**Your task:**
From the records that follow, copy every line in which "label" appears.

**Record set:**
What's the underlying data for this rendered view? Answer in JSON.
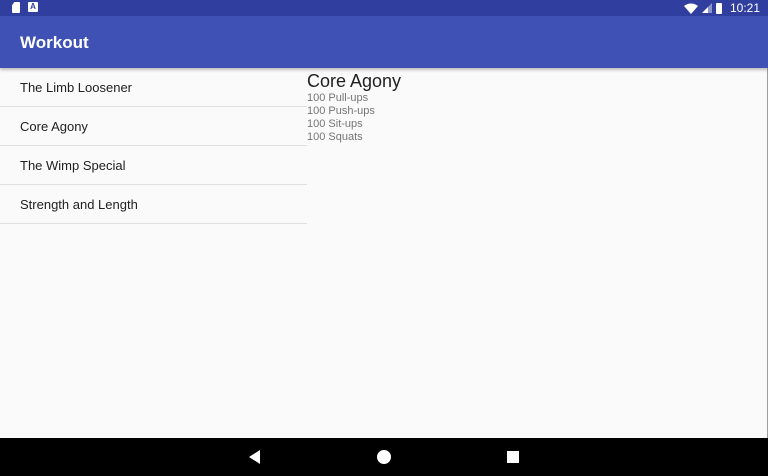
{
  "status_bar": {
    "time": "10:21",
    "left_icons": [
      "sd-card-icon",
      "a-notification-icon"
    ],
    "right_icons": [
      "wifi-icon",
      "signal-icon",
      "battery-icon"
    ],
    "a_badge": "A"
  },
  "app_bar": {
    "title": "Workout",
    "color": "#3f51b5"
  },
  "workouts": [
    {
      "label": "The Limb Loosener"
    },
    {
      "label": "Core Agony"
    },
    {
      "label": "The Wimp Special"
    },
    {
      "label": "Strength and Length"
    }
  ],
  "detail": {
    "title": "Core Agony",
    "lines": [
      "100 Pull-ups",
      "100 Push-ups",
      "100 Sit-ups",
      "100 Squats"
    ]
  },
  "nav_bar": {
    "buttons": [
      "back-icon",
      "home-icon",
      "recents-icon"
    ]
  }
}
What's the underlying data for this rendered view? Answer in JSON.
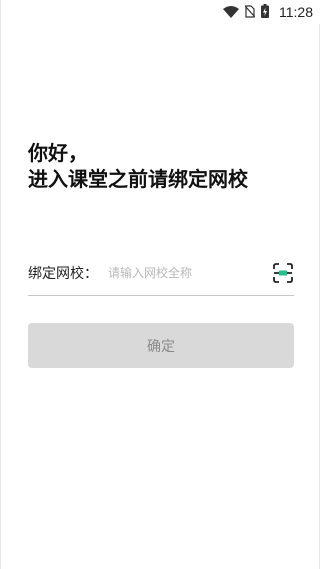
{
  "status_bar": {
    "time": "11:28",
    "icons": [
      "wifi-icon",
      "no-sim-icon",
      "battery-charging-icon"
    ]
  },
  "greeting": {
    "line1": "你好，",
    "line2": "进入课堂之前请绑定网校"
  },
  "school_field": {
    "label": "绑定网校：",
    "placeholder": "请输入网校全称",
    "value": ""
  },
  "scan": {
    "icon": "scan-icon",
    "accent_color": "#1dc48a"
  },
  "confirm": {
    "label": "确定"
  },
  "colors": {
    "button_disabled_bg": "#d9d9d9",
    "button_disabled_text": "#8a8a8a"
  }
}
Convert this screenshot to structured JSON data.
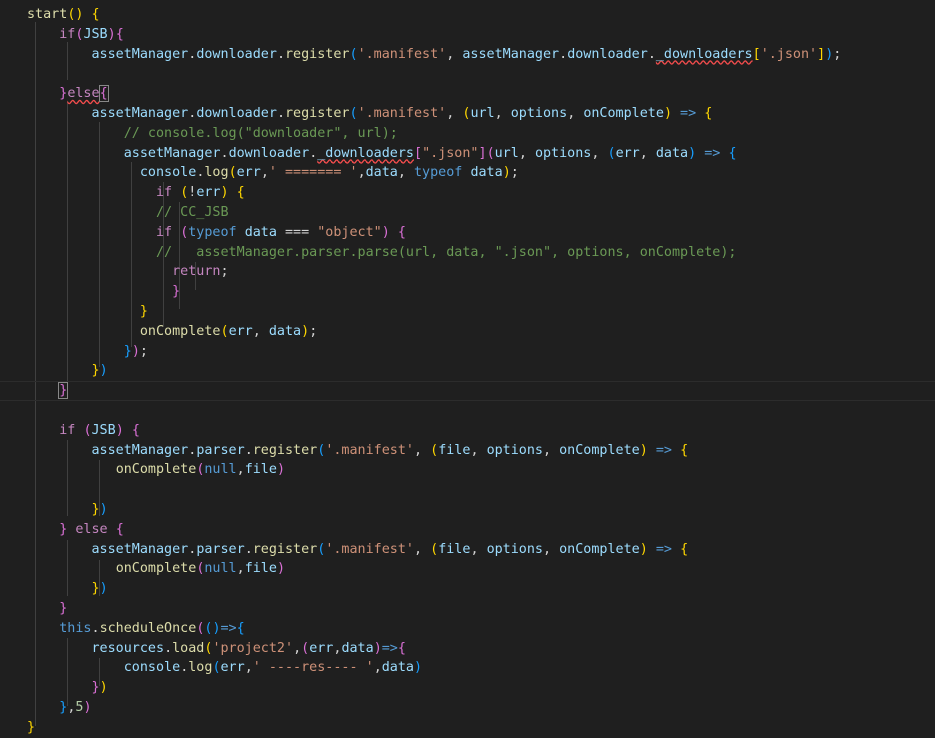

**Task answer:**
      "label": "The Limb Loosener"
      "label": "Core Agony"
      "label": "The Wimp Special"
      "label": "Strength and Length"
    "label": "绑定网校：",
    "label": "确定"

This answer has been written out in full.